Although they sound like something out of a fiction book, cloud forests are an actual and important component of Earth’s biodiversity. They may also be referred to as tropical montane forests, primas woods, or water forests. What is the cloud forest, then, and what kinds of animals call it home? Let’s examine one of the planet’s most enigmatic and secretive locations in more detail.
What Is a Cloud Forest?
Evergreen cloud forests are found at elevations typically ranging from 3,250 feet to 8,200 feet. They have a misty, hazy look due to their extremely high moisture content—nearly 100% in certain places. Typically, the low-level, seasonal cloud forms at the canopy level. These forests often include shorter trees with twisted trunks and branches, giving the trees an even more sinister appearance. 385 inches of precipitation can fall annually!
How Are Cloud Forests Formed?
“Naxchap li choq,” which translates as “the forest catches the clouds,” is how the Q’eqchi’ Maya language describes how these woods form.
This is known as “lateral cloud filtration” in science. When air currents from the sea go inland and cool, they meet the steep mountain slopes to generate clouds. Moisture collects on leaves and needles as clouds pass across tree crowns, then condenses into larger drops that eventually fall to the earth as rain. The mosses on the tree branches are also saturated by it. The woodland plants get their moisture from this source.
These forests have very wet, highly acidic soil that forms humus and peat in the upper soil layer due to low sunshine and high water content.
Where Are They Found?
Water forests can be found in many different places of the world. For instance, clouds cover the Sitka spruces and hemlocks on Cape Lookout Point on the Oregon coast. On a windy day, walking beneath them will get you wet even when it’s not raining! On the other hand, tropical cloud forests are typically brought up when cloud forests are discussed.
Only in hilly regions can one find tropical cloud forests. They also exclusively exist on either side of the equator in the tropical regions. Although montane cloud forests can be found in 12 countries, the majority of them are in Venezuela, Ecuador, Mexico, and Colombia. Others can be found across Indonesia, in southern Brazil, Costa Rica, northern Australia, South India, Vietnam, and Cambodia.
These unique woodlands are unfortunately at danger. Cloud forests made up 1 percent of all forests worldwide in the 1970s, but now they barely make up 1%. Because of global warming, forest vegetation is being forced to grow at higher, colder altitudes where there is less rainfall, which is difficult for the plants and animals to survive. Lower slopes are being cleared by deforestation as well. The water forest in the St Helena Peaks National Park alone shrank to about 16 hectares in 2008 from an estimated 130–1100 hectares based on historical data. The surviving forest is being protected because it is essential to the island’s water supply for plants, animals, and people.
Cloud Forests vs Rainforests

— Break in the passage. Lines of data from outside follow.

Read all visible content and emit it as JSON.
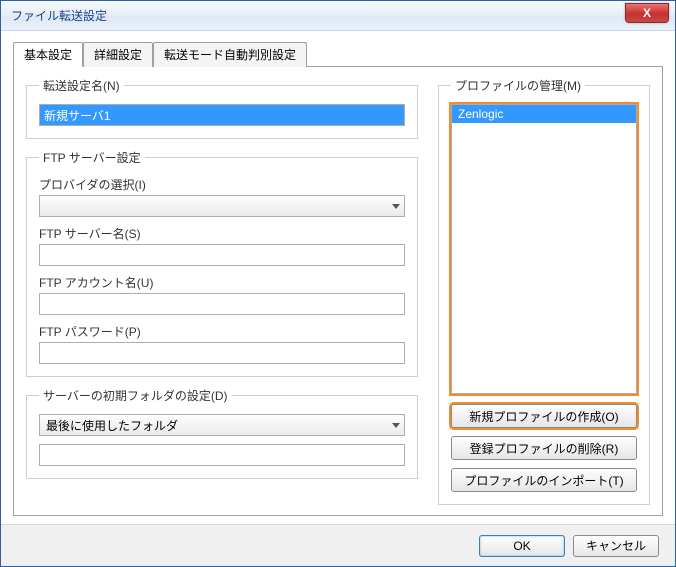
{
  "window": {
    "title": "ファイル転送設定"
  },
  "close_icon": "X",
  "tabs": {
    "basic": "基本設定",
    "detail": "詳細設定",
    "auto": "転送モード自動判別設定"
  },
  "group_name": {
    "legend": "転送設定名(N)",
    "value": "新規サーバ1"
  },
  "group_ftp": {
    "legend": "FTP サーバー設定",
    "provider_label": "プロバイダの選択(I)",
    "provider_value": "",
    "server_label": "FTP サーバー名(S)",
    "server_value": "",
    "account_label": "FTP アカウント名(U)",
    "account_value": "",
    "password_label": "FTP パスワード(P)",
    "password_value": ""
  },
  "group_initfolder": {
    "legend": "サーバーの初期フォルダの設定(D)",
    "combo_value": "最後に使用したフォルダ",
    "text_value": ""
  },
  "group_profile": {
    "legend": "プロファイルの管理(M)",
    "items": [
      "Zenlogic"
    ],
    "new_btn": "新規プロファイルの作成(O)",
    "delete_btn": "登録プロファイルの削除(R)",
    "import_btn": "プロファイルのインポート(T)"
  },
  "footer": {
    "ok": "OK",
    "cancel": "キャンセル"
  }
}
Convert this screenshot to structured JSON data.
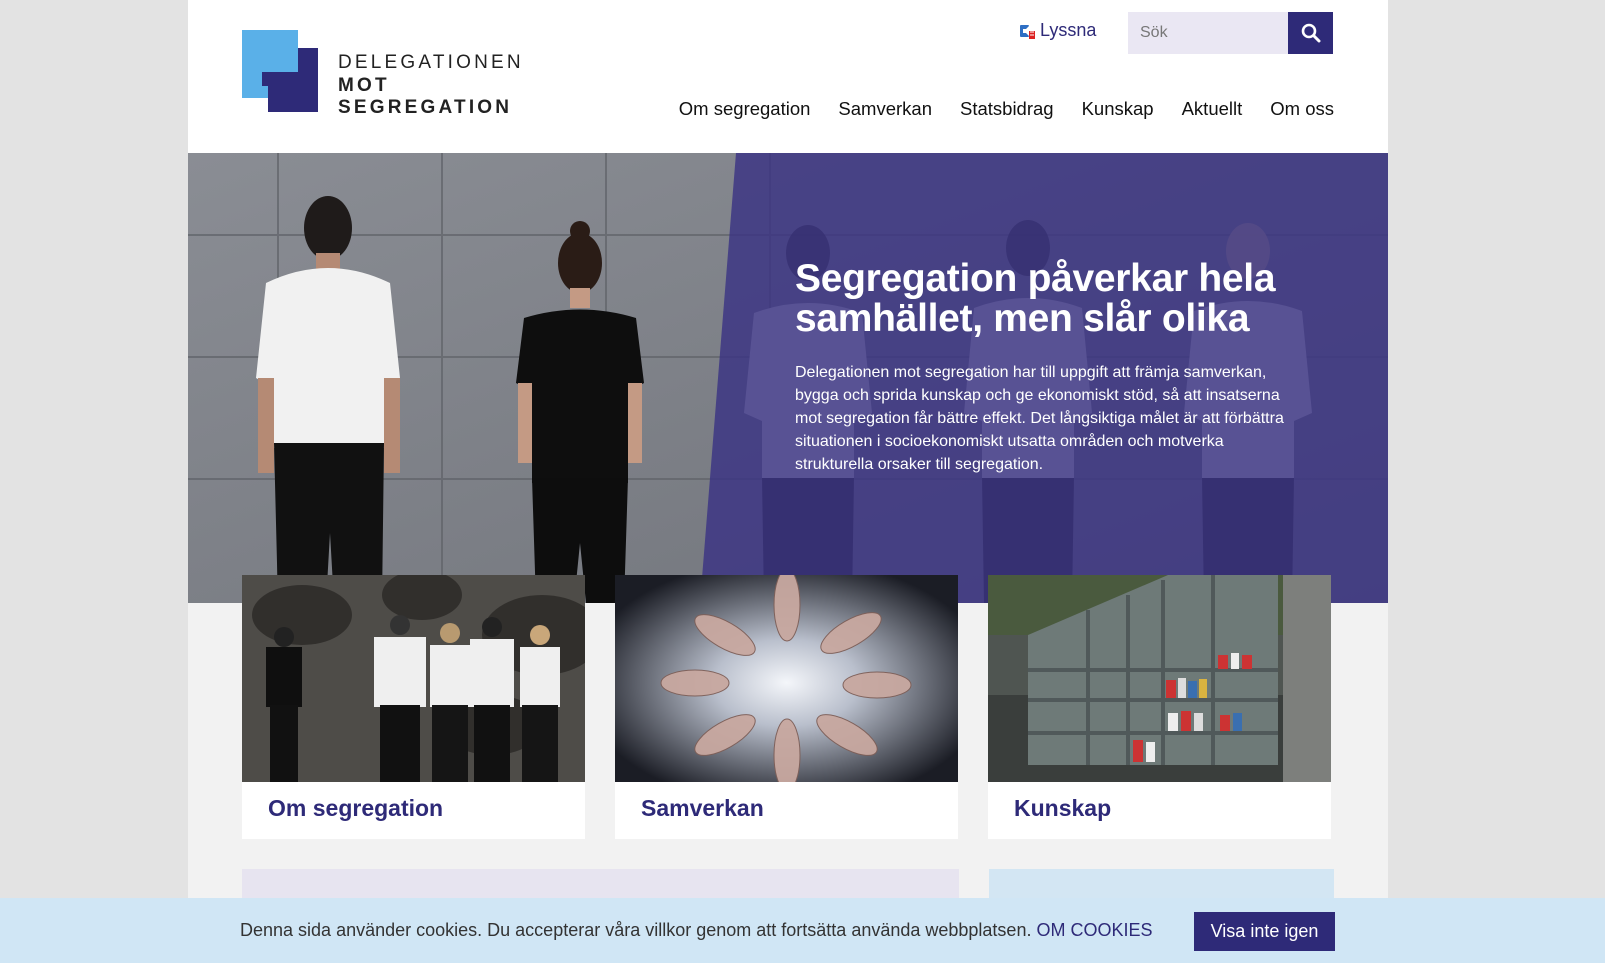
{
  "brand": {
    "name_line1": "DELEGATIONEN",
    "name_line2": "MOT SEGREGATION"
  },
  "header": {
    "listen_label": "Lyssna",
    "search_placeholder": "Sök"
  },
  "nav": {
    "items": [
      "Om segregation",
      "Samverkan",
      "Statsbidrag",
      "Kunskap",
      "Aktuellt",
      "Om oss"
    ]
  },
  "hero": {
    "title": "Segregation påverkar hela samhället, men slår olika",
    "text": "Delegationen mot segregation har till uppgift att främja samverkan, bygga och sprida kunskap och ge ekonomiskt stöd, så att insatserna mot segregation får bättre effekt. Det långsiktiga målet är att förbättra situationen i socioekonomiskt utsatta områden och motverka strukturella orsaker till segregation."
  },
  "cards": [
    {
      "title": "Om segregation"
    },
    {
      "title": "Samverkan"
    },
    {
      "title": "Kunskap"
    }
  ],
  "cookie": {
    "text": "Denna sida använder cookies. Du accepterar våra villkor genom att fortsätta använda webbplatsen.",
    "link": "OM COOKIES",
    "button": "Visa inte igen"
  },
  "colors": {
    "brand_purple": "#2e2a78",
    "logo_blue": "#5ab0e8",
    "cookie_bar": "#d0e6f5"
  }
}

A few key characteristics set cloud forests apart from rainforests. The first is the place. Mountainous areas are invariably home to cloud forests. They also have more acidic soil, less sunlight, and a lower temperature. There is a labyrinthine mass of vegetation generated by the shorter, denser trees. In contrast, regular layered canopies with trees up to 200 feet in height are seen in rainforests. Although rivers are found in both habitats, they are larger, slower-moving rivers with silt beds in rainforests. Rivers in cloud forests are shallow, swift-moving, and have stony bottoms. The wildlife in the two forests is likewise significantly different.
Why Are They So Important?
Water forests are essential in terms of biodiversity. Endemism is the term for the fact that many of them contain flora and fauna that are unique to Earth.
They are also very efficient “water factories.” For instance, Tegucigalpa, the capital of Honduras, receives 40% of its water supply from a cloud forest.
What Animals Live in Cloud Forests?
Cloud forests need to be the top priority for conservation worldwide, according to many environmentalists. These are a handful of the creatures that call that place home.
Red-eyed Stream Tree Frog
These frogs inhabit the cloud forests of Costa Rica and Panama, and their species is critically endangered. They do well in cool, damp conditions, although there is a threat to their habitats.
Clouded leopards are an ancient species of cat that have long resided in water forests. Their broad paws feature unique footpads designed to help them hold onto branches. They pursue wild boars, tiny deer, and primates.
The Talamancan highland forests of Costa Rica and Panama are home to these species. They seem considerably different, and they eat mostly fruit. They belong to the Monteverde Forest Preserve’s natural species.
Mexican Alligator Lizard
In Mexico’s cloud forests, the Mexican alligator lizard inhabits an altitude of roughly 130 feet. They devour insects, which they crunch with their keen teeth, and have a vivid, bright green colour.